**REQUIREMENT:** Please print each record below exactly as it is written.

**PROVIDED ENTRIES:**
Start of Block

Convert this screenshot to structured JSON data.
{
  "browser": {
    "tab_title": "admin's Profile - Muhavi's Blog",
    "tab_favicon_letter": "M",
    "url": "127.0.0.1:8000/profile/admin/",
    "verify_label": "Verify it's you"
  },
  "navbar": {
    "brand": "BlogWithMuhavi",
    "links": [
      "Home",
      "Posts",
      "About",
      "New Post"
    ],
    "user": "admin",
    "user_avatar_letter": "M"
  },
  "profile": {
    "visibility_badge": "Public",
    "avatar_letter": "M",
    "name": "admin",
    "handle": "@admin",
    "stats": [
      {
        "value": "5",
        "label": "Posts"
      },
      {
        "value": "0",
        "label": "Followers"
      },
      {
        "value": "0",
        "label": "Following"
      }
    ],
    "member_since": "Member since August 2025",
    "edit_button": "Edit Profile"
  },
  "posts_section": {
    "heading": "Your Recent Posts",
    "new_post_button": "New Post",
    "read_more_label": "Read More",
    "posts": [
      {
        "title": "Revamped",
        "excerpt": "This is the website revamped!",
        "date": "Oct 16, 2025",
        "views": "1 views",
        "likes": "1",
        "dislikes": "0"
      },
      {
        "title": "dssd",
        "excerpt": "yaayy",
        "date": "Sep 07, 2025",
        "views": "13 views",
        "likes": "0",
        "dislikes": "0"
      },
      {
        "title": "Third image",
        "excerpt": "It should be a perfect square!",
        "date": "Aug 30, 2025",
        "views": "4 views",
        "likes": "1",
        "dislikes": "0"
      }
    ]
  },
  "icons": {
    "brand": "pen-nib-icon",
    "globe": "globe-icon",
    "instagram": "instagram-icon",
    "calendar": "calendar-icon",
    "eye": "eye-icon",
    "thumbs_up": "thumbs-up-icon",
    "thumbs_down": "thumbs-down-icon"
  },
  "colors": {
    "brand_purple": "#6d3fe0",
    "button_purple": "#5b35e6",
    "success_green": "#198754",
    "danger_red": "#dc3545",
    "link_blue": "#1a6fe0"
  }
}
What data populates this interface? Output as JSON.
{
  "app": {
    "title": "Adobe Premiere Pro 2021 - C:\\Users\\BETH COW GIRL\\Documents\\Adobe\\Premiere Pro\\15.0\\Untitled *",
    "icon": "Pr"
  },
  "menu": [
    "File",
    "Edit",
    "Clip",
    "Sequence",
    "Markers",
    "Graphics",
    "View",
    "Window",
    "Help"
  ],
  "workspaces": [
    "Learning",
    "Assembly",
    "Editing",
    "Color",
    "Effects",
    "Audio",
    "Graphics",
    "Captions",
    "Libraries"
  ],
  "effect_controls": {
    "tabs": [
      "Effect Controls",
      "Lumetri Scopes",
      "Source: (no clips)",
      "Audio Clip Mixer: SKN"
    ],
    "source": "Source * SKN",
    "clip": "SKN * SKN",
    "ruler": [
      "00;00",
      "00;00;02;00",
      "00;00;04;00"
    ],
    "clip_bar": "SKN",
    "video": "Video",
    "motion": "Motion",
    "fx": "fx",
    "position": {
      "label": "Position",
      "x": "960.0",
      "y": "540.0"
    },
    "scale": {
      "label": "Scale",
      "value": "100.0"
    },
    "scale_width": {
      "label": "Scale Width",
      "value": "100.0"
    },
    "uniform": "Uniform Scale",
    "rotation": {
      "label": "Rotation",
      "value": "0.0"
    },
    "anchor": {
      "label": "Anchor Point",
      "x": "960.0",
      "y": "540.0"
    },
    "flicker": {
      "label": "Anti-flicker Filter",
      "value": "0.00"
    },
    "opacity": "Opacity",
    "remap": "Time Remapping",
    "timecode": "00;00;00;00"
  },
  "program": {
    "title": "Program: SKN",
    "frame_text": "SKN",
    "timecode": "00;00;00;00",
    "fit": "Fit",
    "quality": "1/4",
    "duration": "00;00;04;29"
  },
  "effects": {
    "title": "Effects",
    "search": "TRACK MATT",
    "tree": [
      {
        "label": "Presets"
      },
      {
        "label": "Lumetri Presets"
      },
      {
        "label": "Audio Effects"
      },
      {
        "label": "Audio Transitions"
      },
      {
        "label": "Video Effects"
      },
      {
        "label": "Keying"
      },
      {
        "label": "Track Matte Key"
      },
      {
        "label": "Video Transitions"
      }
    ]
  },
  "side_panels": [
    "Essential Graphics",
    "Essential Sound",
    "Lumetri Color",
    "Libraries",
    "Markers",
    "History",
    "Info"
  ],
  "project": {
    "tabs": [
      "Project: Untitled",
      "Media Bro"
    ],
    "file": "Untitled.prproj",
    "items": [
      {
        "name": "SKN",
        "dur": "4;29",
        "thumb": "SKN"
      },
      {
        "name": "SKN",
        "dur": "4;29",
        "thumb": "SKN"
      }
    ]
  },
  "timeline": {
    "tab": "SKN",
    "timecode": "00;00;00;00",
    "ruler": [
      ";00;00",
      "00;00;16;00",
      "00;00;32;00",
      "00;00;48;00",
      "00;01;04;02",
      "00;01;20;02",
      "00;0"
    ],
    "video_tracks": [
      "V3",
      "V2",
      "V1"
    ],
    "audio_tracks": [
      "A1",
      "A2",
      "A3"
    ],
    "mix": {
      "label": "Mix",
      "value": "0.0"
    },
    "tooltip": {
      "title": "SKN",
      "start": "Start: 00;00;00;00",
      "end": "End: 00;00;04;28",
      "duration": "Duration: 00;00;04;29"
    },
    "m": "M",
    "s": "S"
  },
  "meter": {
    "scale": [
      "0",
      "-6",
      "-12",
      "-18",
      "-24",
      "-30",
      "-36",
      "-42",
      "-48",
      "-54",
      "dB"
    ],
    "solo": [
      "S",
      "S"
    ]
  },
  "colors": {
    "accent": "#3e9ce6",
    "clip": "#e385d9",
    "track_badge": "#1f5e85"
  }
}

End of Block

**ANSWER TO THIS PROBLEM:**
Convert this screenshot to structured JSON data.
{
  "browser": {
    "tab_title": "admin's Profile - Muhavi's Blog",
    "tab_favicon_letter": "M",
    "url": "127.0.0.1:8000/profile/admin/",
    "verify_label": "Verify it's you"
  },
  "navbar": {
    "brand": "BlogWithMuhavi",
    "links": [
      "Home",
      "Posts",
      "About",
      "New Post"
    ],
    "user": "admin",
    "user_avatar_letter": "M"
  },
  "profile": {
    "visibility_badge": "Public",
    "avatar_letter": "M",
    "name": "admin",
    "handle": "@admin",
    "stats": [
      {
        "value": "5",
        "label": "Posts"
      },
      {
        "value": "0",
        "label": "Followers"
      },
      {
        "value": "0",
        "label": "Following"
      }
    ],
    "member_since": "Member since August 2025",
    "edit_button": "Edit Profile"
  },
  "posts_section": {
    "heading": "Your Recent Posts",
    "new_post_button": "New Post",
    "read_more_label": "Read More",
    "posts": [
      {
        "title": "Revamped",
        "excerpt": "This is the website revamped!",
        "date": "Oct 16, 2025",
        "views": "1 views",
        "likes": "1",
        "dislikes": "0"
      },
      {
        "title": "dssd",
        "excerpt": "yaayy",
        "date": "Sep 07, 2025",
        "views": "13 views",
        "likes": "0",
        "dislikes": "0"
      },
      {
        "title": "Third image",
        "excerpt": "It should be a perfect square!",
        "date": "Aug 30, 2025",
        "views": "4 views",
        "likes": "1",
        "dislikes": "0"
      }
    ]
  },
  "icons": {
    "brand": "pen-nib-icon",
    "globe": "globe-icon",
    "instagram": "instagram-icon",
    "calendar": "calendar-icon",
    "eye": "eye-icon",
    "thumbs_up": "thumbs-up-icon",
    "thumbs_down": "thumbs-down-icon"
  },
  "colors": {
    "brand_purple": "#6d3fe0",
    "button_purple": "#5b35e6",
    "success_green": "#198754",
    "danger_red": "#dc3545",
    "link_blue": "#1a6fe0"
  }
}
What data populates this interface? Output as JSON.
{
  "app": {
    "title": "Adobe Premiere Pro 2021 - C:\\Users\\BETH COW GIRL\\Documents\\Adobe\\Premiere Pro\\15.0\\Untitled *",
    "icon": "Pr"
  },
  "menu": [
    "File",
    "Edit",
    "Clip",
    "Sequence",
    "Markers",
    "Graphics",
    "View",
    "Window",
    "Help"
  ],
  "workspaces": [
    "Learning",
    "Assembly",
    "Editing",
    "Color",
    "Effects",
    "Audio",
    "Graphics",
    "Captions",
    "Libraries"
  ],
  "effect_controls": {
    "tabs": [
      "Effect Controls",
      "Lumetri Scopes",
      "Source: (no clips)",
      "Audio Clip Mixer: SKN"
    ],
    "source": "Source * SKN",
    "clip": "SKN * SKN",
    "ruler": [
      "00;00",
      "00;00;02;00",
      "00;00;04;00"
    ],
    "clip_bar": "SKN",
    "video": "Video",
    "motion": "Motion",
    "fx": "fx",
    "position": {
      "label": "Position",
      "x": "960.0",
      "y": "540.0"
    },
    "scale": {
      "label": "Scale",
      "value": "100.0"
    },
    "scale_width": {
      "label": "Scale Width",
      "value": "100.0"
    },
    "uniform": "Uniform Scale",
    "rotation": {
      "label": "Rotation",
      "value": "0.0"
    },
    "anchor": {
      "label": "Anchor Point",
      "x": "960.0",
      "y": "540.0"
    },
    "flicker": {
      "label": "Anti-flicker Filter",
      "value": "0.00"
    },
    "opacity": "Opacity",
    "remap": "Time Remapping",
    "timecode": "00;00;00;00"
  },
  "program": {
    "title": "Program: SKN",
    "frame_text": "SKN",
    "timecode": "00;00;00;00",
    "fit": "Fit",
    "quality": "1/4",
    "duration": "00;00;04;29"
  },
  "effects": {
    "title": "Effects",
    "search": "TRACK MATT",
    "tree": [
      {
        "label": "Presets"
      },
      {
        "label": "Lumetri Presets"
      },
      {
        "label": "Audio Effects"
      },
      {
        "label": "Audio Transitions"
      },
      {
        "label": "Video Effects"
      },
      {
        "label": "Keying"
      },
      {
        "label": "Track Matte Key"
      },
      {
        "label": "Video Transitions"
      }
    ]
  },
  "side_panels": [
    "Essential Graphics",
    "Essential Sound",
    "Lumetri Color",
    "Libraries",
    "Markers",
    "History",
    "Info"
  ],
  "project": {
    "tabs": [
      "Project: Untitled",
      "Media Bro"
    ],
    "file": "Untitled.prproj",
    "items": [
      {
        "name": "SKN",
        "dur": "4;29",
        "thumb": "SKN"
      },
      {
        "name": "SKN",
        "dur": "4;29",
        "thumb": "SKN"
      }
    ]
  },
  "timeline": {
    "tab": "SKN",
    "timecode": "00;00;00;00",
    "ruler": [
      ";00;00",
      "00;00;16;00",
      "00;00;32;00",
      "00;00;48;00",
      "00;01;04;02",
      "00;01;20;02",
      "00;0"
    ],
    "video_tracks": [
      "V3",
      "V2",
      "V1"
    ],
    "audio_tracks": [
      "A1",
      "A2",
      "A3"
    ],
    "mix": {
      "label": "Mix",
      "value": "0.0"
    },
    "tooltip": {
      "title": "SKN",
      "start": "Start: 00;00;00;00",
      "end": "End: 00;00;04;28",
      "duration": "Duration: 00;00;04;29"
    },
    "m": "M",
    "s": "S"
  },
  "meter": {
    "scale": [
      "0",
      "-6",
      "-12",
      "-18",
      "-24",
      "-30",
      "-36",
      "-42",
      "-48",
      "-54",
      "dB"
    ],
    "solo": [
      "S",
      "S"
    ]
  },
  "colors": {
    "accent": "#3e9ce6",
    "clip": "#e385d9",
    "track_badge": "#1f5e85"
  }
}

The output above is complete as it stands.